Each line of the listing that contains "JSON" should be found and copied.

_Data supplied:_
· · ·

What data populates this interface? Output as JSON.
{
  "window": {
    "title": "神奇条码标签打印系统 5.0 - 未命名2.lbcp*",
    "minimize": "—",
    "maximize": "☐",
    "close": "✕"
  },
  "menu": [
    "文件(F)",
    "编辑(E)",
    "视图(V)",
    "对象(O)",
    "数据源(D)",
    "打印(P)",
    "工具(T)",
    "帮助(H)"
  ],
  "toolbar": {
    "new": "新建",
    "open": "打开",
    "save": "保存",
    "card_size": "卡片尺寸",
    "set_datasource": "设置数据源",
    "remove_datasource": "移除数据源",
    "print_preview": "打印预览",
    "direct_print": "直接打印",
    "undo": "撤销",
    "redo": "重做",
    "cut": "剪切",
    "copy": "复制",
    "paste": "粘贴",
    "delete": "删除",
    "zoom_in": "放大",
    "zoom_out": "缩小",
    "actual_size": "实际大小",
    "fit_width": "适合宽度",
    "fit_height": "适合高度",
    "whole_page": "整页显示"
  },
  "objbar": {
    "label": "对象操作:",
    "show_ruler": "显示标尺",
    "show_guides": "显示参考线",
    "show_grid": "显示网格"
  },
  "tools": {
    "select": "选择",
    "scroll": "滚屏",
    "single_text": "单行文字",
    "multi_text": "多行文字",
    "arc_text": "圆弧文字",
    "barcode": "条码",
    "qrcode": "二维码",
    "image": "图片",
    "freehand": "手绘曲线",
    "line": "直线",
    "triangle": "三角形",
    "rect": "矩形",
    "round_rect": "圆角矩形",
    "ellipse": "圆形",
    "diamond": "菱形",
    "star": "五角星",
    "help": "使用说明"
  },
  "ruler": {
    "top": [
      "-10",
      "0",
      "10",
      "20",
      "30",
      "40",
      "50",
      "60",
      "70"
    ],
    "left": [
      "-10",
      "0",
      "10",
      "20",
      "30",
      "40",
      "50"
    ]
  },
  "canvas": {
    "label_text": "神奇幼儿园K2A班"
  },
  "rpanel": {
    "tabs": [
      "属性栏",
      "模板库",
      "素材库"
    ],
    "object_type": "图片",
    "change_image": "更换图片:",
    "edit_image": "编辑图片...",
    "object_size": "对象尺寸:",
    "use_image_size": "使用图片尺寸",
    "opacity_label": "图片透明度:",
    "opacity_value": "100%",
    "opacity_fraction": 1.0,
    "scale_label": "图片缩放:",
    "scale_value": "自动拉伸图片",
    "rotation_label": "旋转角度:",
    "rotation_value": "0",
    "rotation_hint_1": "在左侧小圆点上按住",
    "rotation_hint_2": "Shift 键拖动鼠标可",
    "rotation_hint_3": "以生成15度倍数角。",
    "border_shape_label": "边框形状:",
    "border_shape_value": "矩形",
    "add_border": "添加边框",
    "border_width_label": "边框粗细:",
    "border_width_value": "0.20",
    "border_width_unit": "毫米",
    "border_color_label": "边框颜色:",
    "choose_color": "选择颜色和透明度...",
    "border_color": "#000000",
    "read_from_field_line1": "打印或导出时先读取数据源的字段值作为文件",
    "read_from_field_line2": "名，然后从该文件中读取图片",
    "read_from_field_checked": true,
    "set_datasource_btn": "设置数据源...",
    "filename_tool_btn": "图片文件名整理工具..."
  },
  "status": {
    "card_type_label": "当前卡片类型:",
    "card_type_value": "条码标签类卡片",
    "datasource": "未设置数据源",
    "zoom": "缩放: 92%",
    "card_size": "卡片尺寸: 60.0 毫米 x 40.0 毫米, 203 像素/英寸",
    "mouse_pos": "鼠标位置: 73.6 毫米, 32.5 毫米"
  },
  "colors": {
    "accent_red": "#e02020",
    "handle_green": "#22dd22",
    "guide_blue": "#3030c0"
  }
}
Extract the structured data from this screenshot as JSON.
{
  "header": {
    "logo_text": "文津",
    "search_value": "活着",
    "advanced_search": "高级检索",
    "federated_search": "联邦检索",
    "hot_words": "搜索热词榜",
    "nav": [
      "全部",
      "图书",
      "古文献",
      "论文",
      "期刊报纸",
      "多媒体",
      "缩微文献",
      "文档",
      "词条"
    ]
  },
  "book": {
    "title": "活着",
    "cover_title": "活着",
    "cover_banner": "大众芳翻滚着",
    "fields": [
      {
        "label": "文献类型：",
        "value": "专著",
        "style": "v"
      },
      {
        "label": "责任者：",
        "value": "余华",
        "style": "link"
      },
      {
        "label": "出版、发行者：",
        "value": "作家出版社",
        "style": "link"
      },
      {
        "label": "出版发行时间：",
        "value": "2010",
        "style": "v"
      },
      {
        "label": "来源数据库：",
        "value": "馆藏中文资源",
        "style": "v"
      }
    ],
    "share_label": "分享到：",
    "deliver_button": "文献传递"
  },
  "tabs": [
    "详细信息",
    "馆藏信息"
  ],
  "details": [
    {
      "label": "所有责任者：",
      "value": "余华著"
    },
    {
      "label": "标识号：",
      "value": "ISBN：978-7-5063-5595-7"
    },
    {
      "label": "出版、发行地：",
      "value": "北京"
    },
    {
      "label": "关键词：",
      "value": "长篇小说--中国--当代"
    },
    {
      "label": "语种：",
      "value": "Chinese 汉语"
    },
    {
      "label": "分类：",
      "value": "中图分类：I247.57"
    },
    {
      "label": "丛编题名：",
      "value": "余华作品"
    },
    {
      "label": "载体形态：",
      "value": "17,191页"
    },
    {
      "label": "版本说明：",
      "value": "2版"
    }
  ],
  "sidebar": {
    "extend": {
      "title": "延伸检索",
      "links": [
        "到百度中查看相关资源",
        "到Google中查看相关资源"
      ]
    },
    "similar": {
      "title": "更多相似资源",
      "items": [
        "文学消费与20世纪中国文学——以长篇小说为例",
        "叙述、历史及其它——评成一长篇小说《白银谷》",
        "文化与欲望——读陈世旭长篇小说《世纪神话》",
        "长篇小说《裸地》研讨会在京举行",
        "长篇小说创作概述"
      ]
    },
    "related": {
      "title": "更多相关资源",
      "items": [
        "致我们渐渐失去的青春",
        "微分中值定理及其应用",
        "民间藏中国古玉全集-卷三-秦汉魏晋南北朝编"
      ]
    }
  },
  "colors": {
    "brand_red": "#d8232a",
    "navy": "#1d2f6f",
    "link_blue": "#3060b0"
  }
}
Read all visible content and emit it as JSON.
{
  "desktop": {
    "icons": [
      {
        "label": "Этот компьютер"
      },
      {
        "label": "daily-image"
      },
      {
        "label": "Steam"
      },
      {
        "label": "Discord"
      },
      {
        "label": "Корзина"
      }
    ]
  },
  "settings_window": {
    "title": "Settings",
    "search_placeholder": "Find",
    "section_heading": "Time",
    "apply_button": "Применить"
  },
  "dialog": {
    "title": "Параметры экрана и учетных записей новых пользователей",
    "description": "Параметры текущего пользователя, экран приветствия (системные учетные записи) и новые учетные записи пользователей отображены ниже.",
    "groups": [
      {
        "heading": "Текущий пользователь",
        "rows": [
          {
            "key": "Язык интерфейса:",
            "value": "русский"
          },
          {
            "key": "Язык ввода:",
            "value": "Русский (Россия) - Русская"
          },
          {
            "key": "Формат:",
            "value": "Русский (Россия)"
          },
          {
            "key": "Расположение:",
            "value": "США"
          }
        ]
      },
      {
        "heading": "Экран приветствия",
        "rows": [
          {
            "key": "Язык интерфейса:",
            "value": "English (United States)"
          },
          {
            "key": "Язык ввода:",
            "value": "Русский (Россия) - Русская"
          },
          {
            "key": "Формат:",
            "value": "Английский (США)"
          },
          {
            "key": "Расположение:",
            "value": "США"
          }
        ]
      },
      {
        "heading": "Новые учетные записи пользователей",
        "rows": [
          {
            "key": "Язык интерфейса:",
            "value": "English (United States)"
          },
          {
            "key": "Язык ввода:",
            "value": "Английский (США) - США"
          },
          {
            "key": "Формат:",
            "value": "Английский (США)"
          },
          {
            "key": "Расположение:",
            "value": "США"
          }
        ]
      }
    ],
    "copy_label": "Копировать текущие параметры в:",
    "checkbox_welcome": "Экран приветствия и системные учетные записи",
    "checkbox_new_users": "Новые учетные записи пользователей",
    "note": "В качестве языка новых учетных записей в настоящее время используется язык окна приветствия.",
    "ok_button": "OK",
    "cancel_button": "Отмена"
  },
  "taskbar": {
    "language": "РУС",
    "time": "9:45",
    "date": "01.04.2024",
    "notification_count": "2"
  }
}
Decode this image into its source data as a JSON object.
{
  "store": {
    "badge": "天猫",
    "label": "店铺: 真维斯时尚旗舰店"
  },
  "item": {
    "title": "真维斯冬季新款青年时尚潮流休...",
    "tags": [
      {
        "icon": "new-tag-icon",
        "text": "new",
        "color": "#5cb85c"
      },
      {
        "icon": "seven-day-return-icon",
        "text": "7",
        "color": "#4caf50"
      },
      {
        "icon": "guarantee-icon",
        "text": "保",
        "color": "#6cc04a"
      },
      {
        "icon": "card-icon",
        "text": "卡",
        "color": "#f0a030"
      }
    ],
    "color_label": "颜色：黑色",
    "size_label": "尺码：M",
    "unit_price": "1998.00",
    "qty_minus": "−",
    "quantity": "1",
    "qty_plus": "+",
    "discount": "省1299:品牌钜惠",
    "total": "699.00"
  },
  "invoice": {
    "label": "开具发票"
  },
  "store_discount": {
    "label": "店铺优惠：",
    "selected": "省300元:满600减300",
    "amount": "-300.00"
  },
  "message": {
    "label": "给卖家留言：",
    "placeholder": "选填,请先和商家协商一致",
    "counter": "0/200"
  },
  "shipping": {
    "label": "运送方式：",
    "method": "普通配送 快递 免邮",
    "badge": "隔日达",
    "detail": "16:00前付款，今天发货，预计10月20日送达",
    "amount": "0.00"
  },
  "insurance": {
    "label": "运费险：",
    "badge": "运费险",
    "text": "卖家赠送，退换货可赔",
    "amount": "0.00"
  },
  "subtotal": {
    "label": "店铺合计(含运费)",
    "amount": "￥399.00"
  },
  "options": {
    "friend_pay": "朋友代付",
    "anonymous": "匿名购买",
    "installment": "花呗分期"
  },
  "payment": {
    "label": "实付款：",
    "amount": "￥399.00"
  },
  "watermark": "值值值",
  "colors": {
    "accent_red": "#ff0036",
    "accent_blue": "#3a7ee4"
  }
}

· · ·

_Written response:_
What data populates this interface? Output as JSON.
Extract the structured data from this screenshot as JSON.
Read all visible content and emit it as JSON.
Decode this image into its source data as a JSON object.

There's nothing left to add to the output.